Say I have a function copy(in integer, out integer) which creates in table mytable a duplicate of the row identified by the in-parameter. The identifier of the new row is returned.
I would like to apply an UPDATE to the new/duplicate row, instead of the old row:
update mytable set field = ... where identifier = (select copy(1));
This doesn't seem to work. The duplicate is created, but it still has the old values. I expect that the new row isn't visible yet when the where clause is evaluated. That is, no update is happening.
The following doesn't work either:
update mytable set field = ... from copy(1) as c where identifier = c.copy;

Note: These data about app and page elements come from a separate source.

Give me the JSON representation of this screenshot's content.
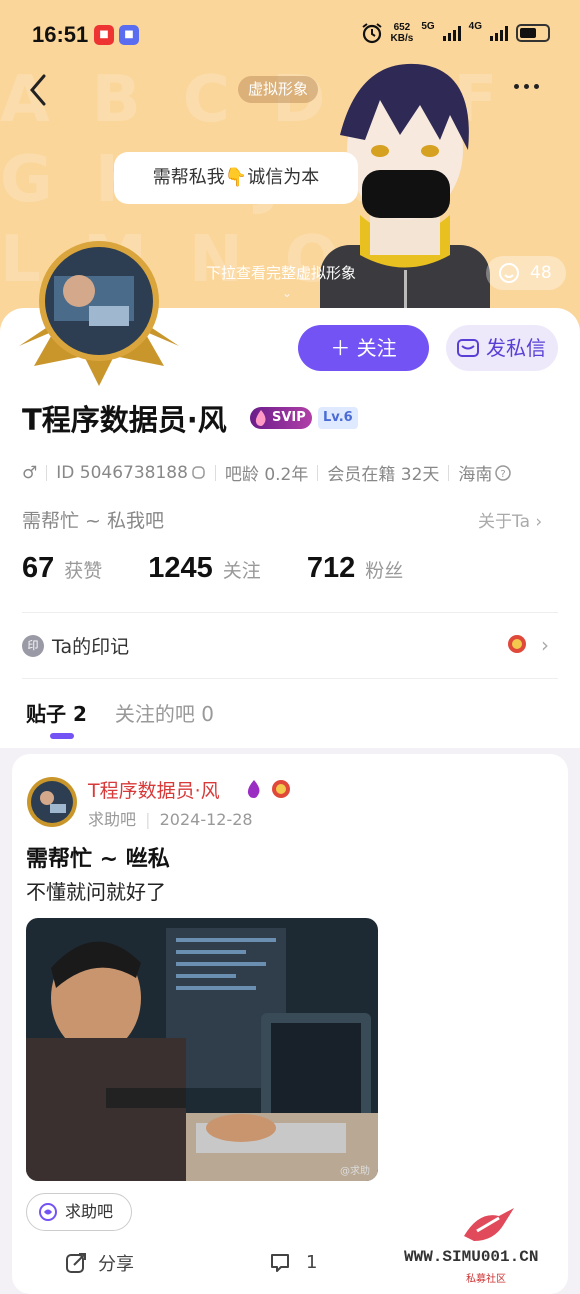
{
  "status_bar": {
    "time": "16:51",
    "speed_value": "652",
    "speed_unit": "KB/s",
    "network_1": "5G",
    "network_2": "4G"
  },
  "header": {
    "virtual_avatar_label": "虚拟形象",
    "speech_bubble": "需帮私我👇诚信为本",
    "pull_hint": "下拉查看完整虚拟形象",
    "likes_count": "48"
  },
  "profile": {
    "follow_button": "关注",
    "message_button": "发私信",
    "username": "T程序数据员·风",
    "svip_badge": "SVIP",
    "level_badge": "Lv.6",
    "gender": "♂",
    "id": "ID 5046738188",
    "bar_age": "吧龄 0.2年",
    "member_days": "会员在籍 32天",
    "location": "海南",
    "bio": "需帮忙 ~ 私我吧",
    "about_link": "关于Ta"
  },
  "stats": [
    {
      "value": "67",
      "label": "获赞"
    },
    {
      "value": "1245",
      "label": "关注"
    },
    {
      "value": "712",
      "label": "粉丝"
    }
  ],
  "mark": {
    "icon_text": "印",
    "label": "Ta的印记"
  },
  "tabs": [
    {
      "label": "贴子 2",
      "active": true
    },
    {
      "label": "关注的吧 0",
      "active": false
    }
  ],
  "post": {
    "author": "T程序数据员·风",
    "forum": "求助吧",
    "date": "2024-12-28",
    "title": "需帮忙 ~ 咝私",
    "body": "不懂就问就好了",
    "image_watermark": "@求助",
    "forum_chip": "求助吧",
    "share_label": "分享",
    "comment_count": "1"
  },
  "watermark": {
    "url": "WWW.SIMU001.CN",
    "sub": "私募社区"
  },
  "colors": {
    "accent": "#7453f5",
    "header_bg": "#fbd69b",
    "author_red": "#d83a3a"
  }
}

When I write it in two lines, it works perfectly:
select copy(1); update mytable set field = ... where identifier = <value returned by copy(1)>;
I have two questions:
(1) Can this be done in a one-liner?
(2) Is it possible to write a rewrite rule or trigger such that I even can write
update mytable set field = ... where identifier = 1;
while the duplicate is created in the background and the updates are applied on the duplicate/new row? I cannot see a solution which doesn't end up in an endless loop.
drop table if exists t cascade; create table t ( identifier serial primary key, title text ); create or replace function copy(in integer, out integer) as $$ begin insert into t (title) values ((select title from t where identifier = $1)) returning identifier into $2; end $$ language plpgsql; insert into t (title) values ('title - old'); update t set title = 'title - new' where identifier = (select copy(1)); select * from t;
Please note that in copy() the row is normally fetched into a seperate variable. For simplicity, I fetched the title directly in this sample code.